In a deep and prolonged recession, the maximum potential cost of assisting the GSEs, together with loans and guarantees extended by U.S. government agencies, yields a potential fiscal cost to the government of up to 10 percent of GDP, S&P said in a statement.
The recent rescue of ailing Bear Stearns highlighted the potential risks associated with supporting the broker-dealer segment of the U.S. financial system, S&P said, adding that the GSEs pose a far greater fiscal risk to the government's rating.
Ten percent of GDP is about $1.4 trillion dollars. That's a mind-numbing level of fiscal risk for taxpayers-- we would have to double every American's income tax payment this year to meet it. That's an especially unsettling thought on Tax Day.
How this crisis will work: the federal government piles all of the bad mortgages and other risky assets into the GSE's (Fannie Mae and Freddie Mac), the FHA, the FHLBs, and onto the Federal Reserve balance sheet. If the economy doesn't rebound (a "deep and prolonged recession") the GSE's will flounder, and the government will intervene directly. Indeed, as part of the Bear Stearns deal, taxpayers already have billions in exposure to GSE-backed assets. Meanwhile, the Fed's "temporary" lending window becomes permanent as major banks become insolvent. At some point, the Fed will have to mark down and liquidate the questionable assets they are taking as collateral.

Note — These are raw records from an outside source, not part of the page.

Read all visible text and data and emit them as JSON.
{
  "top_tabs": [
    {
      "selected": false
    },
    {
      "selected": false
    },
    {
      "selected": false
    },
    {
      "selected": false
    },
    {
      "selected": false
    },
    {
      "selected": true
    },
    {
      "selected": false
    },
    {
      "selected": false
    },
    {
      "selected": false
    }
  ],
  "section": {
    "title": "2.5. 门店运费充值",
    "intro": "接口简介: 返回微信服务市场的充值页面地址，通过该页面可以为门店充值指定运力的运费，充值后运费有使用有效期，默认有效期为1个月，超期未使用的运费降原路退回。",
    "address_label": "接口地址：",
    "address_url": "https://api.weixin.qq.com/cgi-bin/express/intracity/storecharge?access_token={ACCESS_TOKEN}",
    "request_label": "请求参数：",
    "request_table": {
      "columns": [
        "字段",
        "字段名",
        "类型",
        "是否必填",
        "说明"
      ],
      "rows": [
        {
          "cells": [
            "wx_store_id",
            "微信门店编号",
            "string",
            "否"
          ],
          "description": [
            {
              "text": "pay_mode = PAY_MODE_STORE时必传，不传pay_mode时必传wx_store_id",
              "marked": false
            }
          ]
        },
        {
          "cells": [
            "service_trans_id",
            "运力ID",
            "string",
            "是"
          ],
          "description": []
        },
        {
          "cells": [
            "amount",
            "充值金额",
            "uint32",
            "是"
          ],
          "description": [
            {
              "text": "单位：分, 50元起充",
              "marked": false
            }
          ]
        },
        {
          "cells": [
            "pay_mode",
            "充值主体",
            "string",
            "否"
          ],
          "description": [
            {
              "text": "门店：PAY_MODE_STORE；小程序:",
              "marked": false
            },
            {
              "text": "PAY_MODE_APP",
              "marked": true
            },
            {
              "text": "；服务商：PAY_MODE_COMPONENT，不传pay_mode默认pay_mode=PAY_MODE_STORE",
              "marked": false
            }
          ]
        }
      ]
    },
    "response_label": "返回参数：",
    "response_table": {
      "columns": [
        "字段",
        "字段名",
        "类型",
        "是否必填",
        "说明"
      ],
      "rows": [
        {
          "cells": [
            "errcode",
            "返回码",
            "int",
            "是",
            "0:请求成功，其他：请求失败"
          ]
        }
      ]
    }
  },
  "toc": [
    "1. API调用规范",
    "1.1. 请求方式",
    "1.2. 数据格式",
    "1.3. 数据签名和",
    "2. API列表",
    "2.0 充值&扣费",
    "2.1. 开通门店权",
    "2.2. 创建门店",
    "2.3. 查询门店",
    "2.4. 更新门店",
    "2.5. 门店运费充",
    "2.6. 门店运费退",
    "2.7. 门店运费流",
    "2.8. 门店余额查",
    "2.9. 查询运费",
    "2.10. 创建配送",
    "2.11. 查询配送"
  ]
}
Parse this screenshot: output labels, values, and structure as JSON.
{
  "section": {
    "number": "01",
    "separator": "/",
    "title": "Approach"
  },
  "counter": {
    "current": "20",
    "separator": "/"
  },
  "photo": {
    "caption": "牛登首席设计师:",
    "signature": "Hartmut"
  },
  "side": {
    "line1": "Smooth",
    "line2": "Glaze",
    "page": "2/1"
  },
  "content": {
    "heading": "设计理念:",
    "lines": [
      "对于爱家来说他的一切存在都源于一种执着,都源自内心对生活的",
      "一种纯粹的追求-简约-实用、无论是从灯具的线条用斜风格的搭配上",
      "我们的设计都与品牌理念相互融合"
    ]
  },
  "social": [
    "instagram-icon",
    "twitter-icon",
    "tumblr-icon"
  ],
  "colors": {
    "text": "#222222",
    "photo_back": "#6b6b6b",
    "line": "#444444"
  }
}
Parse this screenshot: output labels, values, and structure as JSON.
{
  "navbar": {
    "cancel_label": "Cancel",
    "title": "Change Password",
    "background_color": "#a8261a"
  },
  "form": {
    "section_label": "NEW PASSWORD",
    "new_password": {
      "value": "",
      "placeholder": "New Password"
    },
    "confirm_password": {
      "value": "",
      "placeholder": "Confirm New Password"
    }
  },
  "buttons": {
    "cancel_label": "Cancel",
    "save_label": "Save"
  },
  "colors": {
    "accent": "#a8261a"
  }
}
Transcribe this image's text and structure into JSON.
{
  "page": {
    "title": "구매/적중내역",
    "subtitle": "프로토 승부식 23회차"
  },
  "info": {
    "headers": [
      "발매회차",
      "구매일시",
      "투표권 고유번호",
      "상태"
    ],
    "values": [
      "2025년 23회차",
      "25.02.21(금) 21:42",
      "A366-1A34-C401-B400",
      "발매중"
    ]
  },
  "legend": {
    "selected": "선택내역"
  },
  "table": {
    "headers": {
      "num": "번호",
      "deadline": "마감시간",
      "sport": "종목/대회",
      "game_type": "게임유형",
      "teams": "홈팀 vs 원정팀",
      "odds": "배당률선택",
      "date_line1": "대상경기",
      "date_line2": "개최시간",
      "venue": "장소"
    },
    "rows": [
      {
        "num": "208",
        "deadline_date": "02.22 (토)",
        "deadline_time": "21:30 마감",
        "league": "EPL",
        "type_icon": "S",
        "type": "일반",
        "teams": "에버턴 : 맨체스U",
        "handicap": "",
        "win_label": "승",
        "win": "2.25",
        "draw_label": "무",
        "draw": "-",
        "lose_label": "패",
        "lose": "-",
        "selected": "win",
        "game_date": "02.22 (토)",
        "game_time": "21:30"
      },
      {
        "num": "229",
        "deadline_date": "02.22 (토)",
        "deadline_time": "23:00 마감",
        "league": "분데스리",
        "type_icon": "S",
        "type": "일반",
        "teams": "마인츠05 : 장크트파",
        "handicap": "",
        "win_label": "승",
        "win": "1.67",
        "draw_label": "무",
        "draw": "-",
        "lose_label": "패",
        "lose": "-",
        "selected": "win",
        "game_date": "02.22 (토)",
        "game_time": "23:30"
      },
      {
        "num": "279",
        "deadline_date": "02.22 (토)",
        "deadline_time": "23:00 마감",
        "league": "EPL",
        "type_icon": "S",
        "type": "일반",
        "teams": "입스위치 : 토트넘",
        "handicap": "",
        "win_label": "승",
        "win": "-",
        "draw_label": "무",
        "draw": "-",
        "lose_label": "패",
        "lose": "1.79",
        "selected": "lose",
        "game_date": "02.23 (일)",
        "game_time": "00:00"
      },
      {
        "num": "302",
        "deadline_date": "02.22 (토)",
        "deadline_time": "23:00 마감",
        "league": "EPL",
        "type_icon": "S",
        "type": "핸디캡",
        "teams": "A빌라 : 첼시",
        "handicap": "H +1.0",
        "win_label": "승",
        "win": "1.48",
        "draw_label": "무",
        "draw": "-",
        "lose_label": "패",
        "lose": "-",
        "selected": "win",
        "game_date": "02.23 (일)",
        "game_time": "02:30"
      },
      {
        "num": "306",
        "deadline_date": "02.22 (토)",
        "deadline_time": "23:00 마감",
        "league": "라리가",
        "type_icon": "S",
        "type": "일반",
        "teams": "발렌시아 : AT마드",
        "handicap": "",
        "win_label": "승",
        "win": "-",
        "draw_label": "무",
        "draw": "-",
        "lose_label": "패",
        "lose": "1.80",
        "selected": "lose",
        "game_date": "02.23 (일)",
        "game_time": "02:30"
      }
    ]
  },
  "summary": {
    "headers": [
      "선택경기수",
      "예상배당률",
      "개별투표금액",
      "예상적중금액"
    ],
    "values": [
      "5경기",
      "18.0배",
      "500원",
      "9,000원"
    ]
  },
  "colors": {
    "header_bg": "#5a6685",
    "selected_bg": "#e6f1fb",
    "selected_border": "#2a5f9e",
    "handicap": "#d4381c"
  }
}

Of course, this scenario will hopefully never come to pass. But our government is playing a reckless and irresponsible game of brinksmanship.